* _EXERCISE DETAILS_: Line by line, copy all of the data exactly.

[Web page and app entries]
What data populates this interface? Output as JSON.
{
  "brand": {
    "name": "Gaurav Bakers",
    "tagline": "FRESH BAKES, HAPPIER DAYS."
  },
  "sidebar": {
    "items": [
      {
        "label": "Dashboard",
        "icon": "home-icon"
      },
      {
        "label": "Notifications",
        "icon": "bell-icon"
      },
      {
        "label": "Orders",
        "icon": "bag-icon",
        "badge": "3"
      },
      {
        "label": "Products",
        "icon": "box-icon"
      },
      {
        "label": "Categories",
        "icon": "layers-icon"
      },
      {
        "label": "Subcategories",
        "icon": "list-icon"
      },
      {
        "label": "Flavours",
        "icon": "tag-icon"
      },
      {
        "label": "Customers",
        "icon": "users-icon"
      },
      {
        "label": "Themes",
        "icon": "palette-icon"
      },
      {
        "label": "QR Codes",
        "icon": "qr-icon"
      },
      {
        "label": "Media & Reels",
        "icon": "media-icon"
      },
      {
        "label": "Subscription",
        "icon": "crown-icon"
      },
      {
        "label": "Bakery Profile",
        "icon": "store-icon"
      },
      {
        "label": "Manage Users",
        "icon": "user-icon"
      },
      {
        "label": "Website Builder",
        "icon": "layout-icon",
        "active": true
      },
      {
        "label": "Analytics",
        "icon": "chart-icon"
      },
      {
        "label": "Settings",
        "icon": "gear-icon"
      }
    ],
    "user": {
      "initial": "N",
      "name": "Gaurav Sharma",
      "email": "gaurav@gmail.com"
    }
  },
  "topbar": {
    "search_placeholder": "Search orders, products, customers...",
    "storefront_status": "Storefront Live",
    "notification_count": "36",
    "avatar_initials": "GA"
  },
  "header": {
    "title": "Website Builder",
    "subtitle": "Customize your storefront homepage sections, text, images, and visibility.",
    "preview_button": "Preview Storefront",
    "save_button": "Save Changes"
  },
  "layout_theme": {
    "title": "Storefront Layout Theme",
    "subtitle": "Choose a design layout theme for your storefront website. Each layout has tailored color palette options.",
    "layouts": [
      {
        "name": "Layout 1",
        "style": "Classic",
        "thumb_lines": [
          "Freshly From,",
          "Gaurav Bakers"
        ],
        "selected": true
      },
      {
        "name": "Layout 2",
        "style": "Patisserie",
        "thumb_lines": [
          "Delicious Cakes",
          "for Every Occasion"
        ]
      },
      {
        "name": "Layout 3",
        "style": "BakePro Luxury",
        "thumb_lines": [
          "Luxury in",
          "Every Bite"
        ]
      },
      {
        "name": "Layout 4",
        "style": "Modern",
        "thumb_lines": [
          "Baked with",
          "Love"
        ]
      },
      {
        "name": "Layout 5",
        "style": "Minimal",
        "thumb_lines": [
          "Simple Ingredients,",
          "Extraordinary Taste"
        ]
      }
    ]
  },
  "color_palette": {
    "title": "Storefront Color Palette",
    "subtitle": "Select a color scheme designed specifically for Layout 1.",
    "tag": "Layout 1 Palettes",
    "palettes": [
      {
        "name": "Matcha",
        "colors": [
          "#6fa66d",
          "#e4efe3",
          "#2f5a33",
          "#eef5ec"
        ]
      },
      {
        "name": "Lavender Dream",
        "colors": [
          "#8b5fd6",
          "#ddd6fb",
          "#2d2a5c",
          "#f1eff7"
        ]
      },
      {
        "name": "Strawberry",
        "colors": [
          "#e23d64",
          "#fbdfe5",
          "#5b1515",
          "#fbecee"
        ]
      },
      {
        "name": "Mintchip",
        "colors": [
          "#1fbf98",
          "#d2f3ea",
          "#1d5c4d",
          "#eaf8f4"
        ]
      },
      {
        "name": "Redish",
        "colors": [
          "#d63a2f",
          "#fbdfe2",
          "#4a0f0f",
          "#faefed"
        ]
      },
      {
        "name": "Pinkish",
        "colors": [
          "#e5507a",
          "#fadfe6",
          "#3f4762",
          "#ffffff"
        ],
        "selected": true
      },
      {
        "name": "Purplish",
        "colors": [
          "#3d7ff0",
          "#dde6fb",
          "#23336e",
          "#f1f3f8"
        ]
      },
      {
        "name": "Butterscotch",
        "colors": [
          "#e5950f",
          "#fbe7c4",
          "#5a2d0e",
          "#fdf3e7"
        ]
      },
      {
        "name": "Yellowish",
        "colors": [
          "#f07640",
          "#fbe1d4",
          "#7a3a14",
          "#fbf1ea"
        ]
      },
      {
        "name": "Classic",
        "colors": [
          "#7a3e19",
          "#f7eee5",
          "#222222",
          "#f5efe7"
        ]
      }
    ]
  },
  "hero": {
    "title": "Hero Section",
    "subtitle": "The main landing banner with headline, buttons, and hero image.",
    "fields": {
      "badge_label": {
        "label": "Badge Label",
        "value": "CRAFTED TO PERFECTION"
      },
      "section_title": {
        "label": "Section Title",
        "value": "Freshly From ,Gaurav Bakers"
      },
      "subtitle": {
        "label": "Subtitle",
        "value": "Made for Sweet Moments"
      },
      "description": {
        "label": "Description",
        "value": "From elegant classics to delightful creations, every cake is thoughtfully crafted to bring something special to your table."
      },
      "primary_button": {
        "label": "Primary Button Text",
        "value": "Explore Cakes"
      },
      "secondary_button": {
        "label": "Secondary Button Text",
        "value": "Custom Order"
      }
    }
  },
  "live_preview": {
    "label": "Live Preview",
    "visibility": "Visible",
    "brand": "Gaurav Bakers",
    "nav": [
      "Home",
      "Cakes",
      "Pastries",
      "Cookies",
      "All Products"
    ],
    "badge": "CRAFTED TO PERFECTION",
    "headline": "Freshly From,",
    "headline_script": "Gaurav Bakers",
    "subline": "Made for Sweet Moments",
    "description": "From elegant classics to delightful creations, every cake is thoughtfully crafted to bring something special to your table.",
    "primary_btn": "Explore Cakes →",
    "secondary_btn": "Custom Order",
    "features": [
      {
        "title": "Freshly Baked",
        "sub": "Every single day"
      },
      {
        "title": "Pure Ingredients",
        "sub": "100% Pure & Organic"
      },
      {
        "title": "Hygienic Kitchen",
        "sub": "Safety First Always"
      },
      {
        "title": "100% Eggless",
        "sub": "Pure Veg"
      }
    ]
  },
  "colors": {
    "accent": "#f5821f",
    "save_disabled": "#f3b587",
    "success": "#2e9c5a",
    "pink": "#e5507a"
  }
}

* _ANSWER SECTION_:
What data populates this interface? Output as JSON.
{
  "brand": {
    "name": "Gaurav Bakers",
    "tagline": "FRESH BAKES, HAPPIER DAYS."
  },
  "sidebar": {
    "items": [
      {
        "label": "Dashboard",
        "icon": "home-icon"
      },
      {
        "label": "Notifications",
        "icon": "bell-icon"
      },
      {
        "label": "Orders",
        "icon": "bag-icon",
        "badge": "3"
      },
      {
        "label": "Products",
        "icon": "box-icon"
      },
      {
        "label": "Categories",
        "icon": "layers-icon"
      },
      {
        "label": "Subcategories",
        "icon": "list-icon"
      },
      {
        "label": "Flavours",
        "icon": "tag-icon"
      },
      {
        "label": "Customers",
        "icon": "users-icon"
      },
      {
        "label": "Themes",
        "icon": "palette-icon"
      },
      {
        "label": "QR Codes",
        "icon": "qr-icon"
      },
      {
        "label": "Media & Reels",
        "icon": "media-icon"
      },
      {
        "label": "Subscription",
        "icon": "crown-icon"
      },
      {
        "label": "Bakery Profile",
        "icon": "store-icon"
      },
      {
        "label": "Manage Users",
        "icon": "user-icon"
      },
      {
        "label": "Website Builder",
        "icon": "layout-icon",
        "active": true
      },
      {
        "label": "Analytics",
        "icon": "chart-icon"
      },
      {
        "label": "Settings",
        "icon": "gear-icon"
      }
    ],
    "user": {
      "initial": "N",
      "name": "Gaurav Sharma",
      "email": "gaurav@gmail.com"
    }
  },
  "topbar": {
    "search_placeholder": "Search orders, products, customers...",
    "storefront_status": "Storefront Live",
    "notification_count": "36",
    "avatar_initials": "GA"
  },
  "header": {
    "title": "Website Builder",
    "subtitle": "Customize your storefront homepage sections, text, images, and visibility.",
    "preview_button": "Preview Storefront",
    "save_button": "Save Changes"
  },
  "layout_theme": {
    "title": "Storefront Layout Theme",
    "subtitle": "Choose a design layout theme for your storefront website. Each layout has tailored color palette options.",
    "layouts": [
      {
        "name": "Layout 1",
        "style": "Classic",
        "thumb_lines": [
          "Freshly From,",
          "Gaurav Bakers"
        ],
        "selected": true
      },
      {
        "name": "Layout 2",
        "style": "Patisserie",
        "thumb_lines": [
          "Delicious Cakes",
          "for Every Occasion"
        ]
      },
      {
        "name": "Layout 3",
        "style": "BakePro Luxury",
        "thumb_lines": [
          "Luxury in",
          "Every Bite"
        ]
      },
      {
        "name": "Layout 4",
        "style": "Modern",
        "thumb_lines": [
          "Baked with",
          "Love"
        ]
      },
      {
        "name": "Layout 5",
        "style": "Minimal",
        "thumb_lines": [
          "Simple Ingredients,",
          "Extraordinary Taste"
        ]
      }
    ]
  },
  "color_palette": {
    "title": "Storefront Color Palette",
    "subtitle": "Select a color scheme designed specifically for Layout 1.",
    "tag": "Layout 1 Palettes",
    "palettes": [
      {
        "name": "Matcha",
        "colors": [
          "#6fa66d",
          "#e4efe3",
          "#2f5a33",
          "#eef5ec"
        ]
      },
      {
        "name": "Lavender Dream",
        "colors": [
          "#8b5fd6",
          "#ddd6fb",
          "#2d2a5c",
          "#f1eff7"
        ]
      },
      {
        "name": "Strawberry",
        "colors": [
          "#e23d64",
          "#fbdfe5",
          "#5b1515",
          "#fbecee"
        ]
      },
      {
        "name": "Mintchip",
        "colors": [
          "#1fbf98",
          "#d2f3ea",
          "#1d5c4d",
          "#eaf8f4"
        ]
      },
      {
        "name": "Redish",
        "colors": [
          "#d63a2f",
          "#fbdfe2",
          "#4a0f0f",
          "#faefed"
        ]
      },
      {
        "name": "Pinkish",
        "colors": [
          "#e5507a",
          "#fadfe6",
          "#3f4762",
          "#ffffff"
        ],
        "selected": true
      },
      {
        "name": "Purplish",
        "colors": [
          "#3d7ff0",
          "#dde6fb",
          "#23336e",
          "#f1f3f8"
        ]
      },
      {
        "name": "Butterscotch",
        "colors": [
          "#e5950f",
          "#fbe7c4",
          "#5a2d0e",
          "#fdf3e7"
        ]
      },
      {
        "name": "Yellowish",
        "colors": [
          "#f07640",
          "#fbe1d4",
          "#7a3a14",
          "#fbf1ea"
        ]
      },
      {
        "name": "Classic",
        "colors": [
          "#7a3e19",
          "#f7eee5",
          "#222222",
          "#f5efe7"
        ]
      }
    ]
  },
  "hero": {
    "title": "Hero Section",
    "subtitle": "The main landing banner with headline, buttons, and hero image.",
    "fields": {
      "badge_label": {
        "label": "Badge Label",
        "value": "CRAFTED TO PERFECTION"
      },
      "section_title": {
        "label": "Section Title",
        "value": "Freshly From ,Gaurav Bakers"
      },
      "subtitle": {
        "label": "Subtitle",
        "value": "Made for Sweet Moments"
      },
      "description": {
        "label": "Description",
        "value": "From elegant classics to delightful creations, every cake is thoughtfully crafted to bring something special to your table."
      },
      "primary_button": {
        "label": "Primary Button Text",
        "value": "Explore Cakes"
      },
      "secondary_button": {
        "label": "Secondary Button Text",
        "value": "Custom Order"
      }
    }
  },
  "live_preview": {
    "label": "Live Preview",
    "visibility": "Visible",
    "brand": "Gaurav Bakers",
    "nav": [
      "Home",
      "Cakes",
      "Pastries",
      "Cookies",
      "All Products"
    ],
    "badge": "CRAFTED TO PERFECTION",
    "headline": "Freshly From,",
    "headline_script": "Gaurav Bakers",
    "subline": "Made for Sweet Moments",
    "description": "From elegant classics to delightful creations, every cake is thoughtfully crafted to bring something special to your table.",
    "primary_btn": "Explore Cakes →",
    "secondary_btn": "Custom Order",
    "features": [
      {
        "title": "Freshly Baked",
        "sub": "Every single day"
      },
      {
        "title": "Pure Ingredients",
        "sub": "100% Pure & Organic"
      },
      {
        "title": "Hygienic Kitchen",
        "sub": "Safety First Always"
      },
      {
        "title": "100% Eggless",
        "sub": "Pure Veg"
      }
    ]
  },
  "colors": {
    "accent": "#f5821f",
    "save_disabled": "#f3b587",
    "success": "#2e9c5a",
    "pink": "#e5507a"
  }
}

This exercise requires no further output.